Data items
....
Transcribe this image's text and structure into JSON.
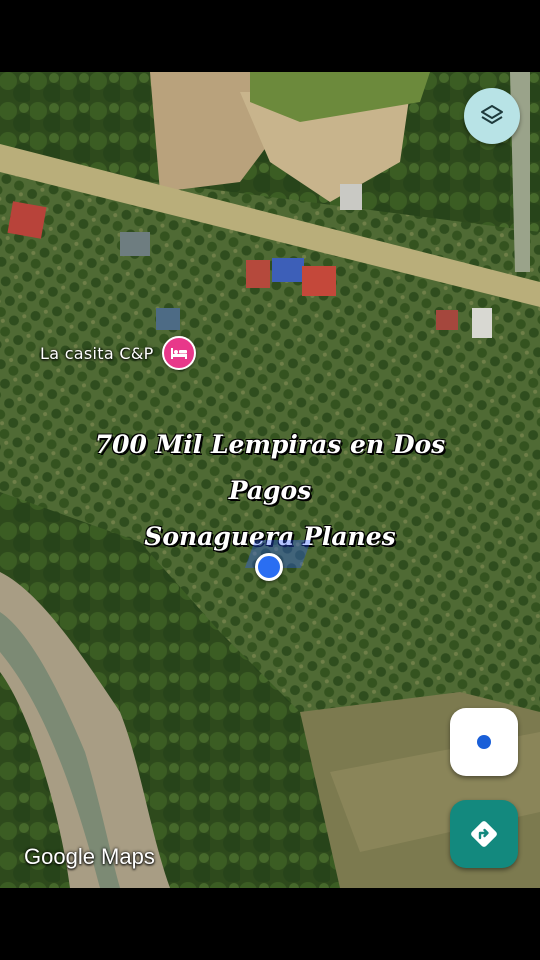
{
  "map": {
    "place_label": "La casita C&P",
    "place_icon": "hotel-bed-icon",
    "place_color": "#e8388a"
  },
  "overlay": {
    "line1": "700 Mil Lempiras en Dos",
    "line2": "Pagos",
    "line3": "Sonaguera Planes"
  },
  "controls": {
    "layers_icon": "layers-icon",
    "my_location_icon": "my-location-icon",
    "directions_icon": "directions-icon",
    "accent": "#13897e"
  },
  "branding": {
    "logo_text": "Google Maps"
  }
}
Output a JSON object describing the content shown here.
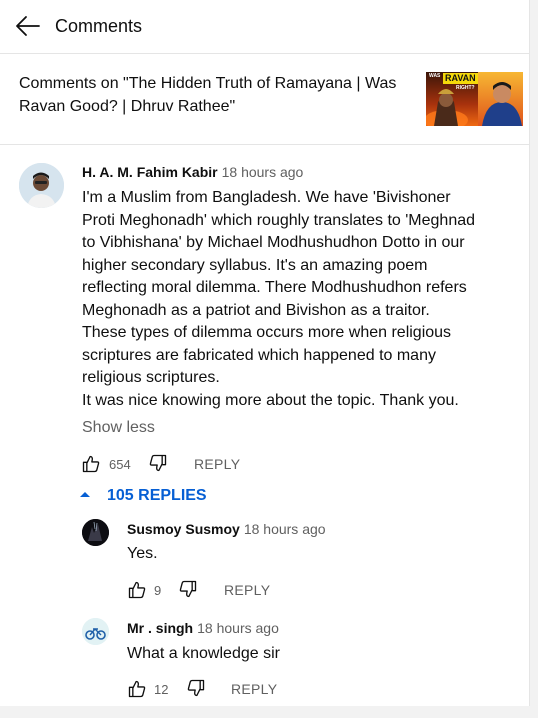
{
  "header": {
    "title": "Comments",
    "back_icon": "arrow-left-icon"
  },
  "video": {
    "title": "Comments on \"The Hidden Truth of Ramayana | Was Ravan Good? | Dhruv Rathee\"",
    "thumbnail": {
      "tag_was": "WAS",
      "tag_ravan": "RAVAN",
      "tag_right": "RIGHT?"
    }
  },
  "comment": {
    "author": "H. A. M. Fahim Kabir",
    "time": "18 hours ago",
    "lines": [
      "I'm a Muslim from Bangladesh. We have 'Bivishoner",
      "Proti Meghonadh' which roughly translates to 'Meghnad",
      "to Vibhishana' by Michael Modhushudhon Dotto in our",
      "higher secondary syllabus. It's an amazing poem",
      "reflecting moral dilemma. There Modhushudhon refers",
      "Meghonadh as a patriot and Bivishon as a traitor.",
      "These types of dilemma occurs more when religious",
      "scriptures are fabricated which happened to many",
      "religious scriptures.",
      "It was nice knowing more about the topic. Thank you."
    ],
    "show_less": "Show less",
    "likes": "654",
    "reply_label": "REPLY"
  },
  "replies_toggle": {
    "label": "105 REPLIES",
    "accent": "#065fd4"
  },
  "replies": [
    {
      "author": "Susmoy Susmoy",
      "time": "18 hours ago",
      "text": "Yes.",
      "likes": "9",
      "reply_label": "REPLY"
    },
    {
      "author": "Mr . singh",
      "time": "18 hours ago",
      "text": "What a knowledge sir",
      "likes": "12",
      "reply_label": "REPLY"
    }
  ],
  "colors": {
    "text": "#0f0f0f",
    "secondary": "#606060",
    "divider": "#e5e5e5"
  }
}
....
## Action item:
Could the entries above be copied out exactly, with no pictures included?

## Answer space:
Transcribe this image's text and structure into JSON.
{
  "map": {
    "place_label": "La casita C&P",
    "place_icon": "hotel-bed-icon",
    "place_color": "#e8388a"
  },
  "overlay": {
    "line1": "700 Mil Lempiras en Dos",
    "line2": "Pagos",
    "line3": "Sonaguera Planes"
  },
  "controls": {
    "layers_icon": "layers-icon",
    "my_location_icon": "my-location-icon",
    "directions_icon": "directions-icon",
    "accent": "#13897e"
  },
  "branding": {
    "logo_text": "Google Maps"
  }
}
Output a JSON object describing the content shown here.
{
  "header": {
    "title": "Comments",
    "back_icon": "arrow-left-icon"
  },
  "video": {
    "title": "Comments on \"The Hidden Truth of Ramayana | Was Ravan Good? | Dhruv Rathee\"",
    "thumbnail": {
      "tag_was": "WAS",
      "tag_ravan": "RAVAN",
      "tag_right": "RIGHT?"
    }
  },
  "comment": {
    "author": "H. A. M. Fahim Kabir",
    "time": "18 hours ago",
    "lines": [
      "I'm a Muslim from Bangladesh. We have 'Bivishoner",
      "Proti Meghonadh' which roughly translates to 'Meghnad",
      "to Vibhishana' by Michael Modhushudhon Dotto in our",
      "higher secondary syllabus. It's an amazing poem",
      "reflecting moral dilemma. There Modhushudhon refers",
      "Meghonadh as a patriot and Bivishon as a traitor.",
      "These types of dilemma occurs more when religious",
      "scriptures are fabricated which happened to many",
      "religious scriptures.",
      "It was nice knowing more about the topic. Thank you."
    ],
    "show_less": "Show less",
    "likes": "654",
    "reply_label": "REPLY"
  },
  "replies_toggle": {
    "label": "105 REPLIES",
    "accent": "#065fd4"
  },
  "replies": [
    {
      "author": "Susmoy Susmoy",
      "time": "18 hours ago",
      "text": "Yes.",
      "likes": "9",
      "reply_label": "REPLY"
    },
    {
      "author": "Mr . singh",
      "time": "18 hours ago",
      "text": "What a knowledge sir",
      "likes": "12",
      "reply_label": "REPLY"
    }
  ],
  "colors": {
    "text": "#0f0f0f",
    "secondary": "#606060",
    "divider": "#e5e5e5"
  }
}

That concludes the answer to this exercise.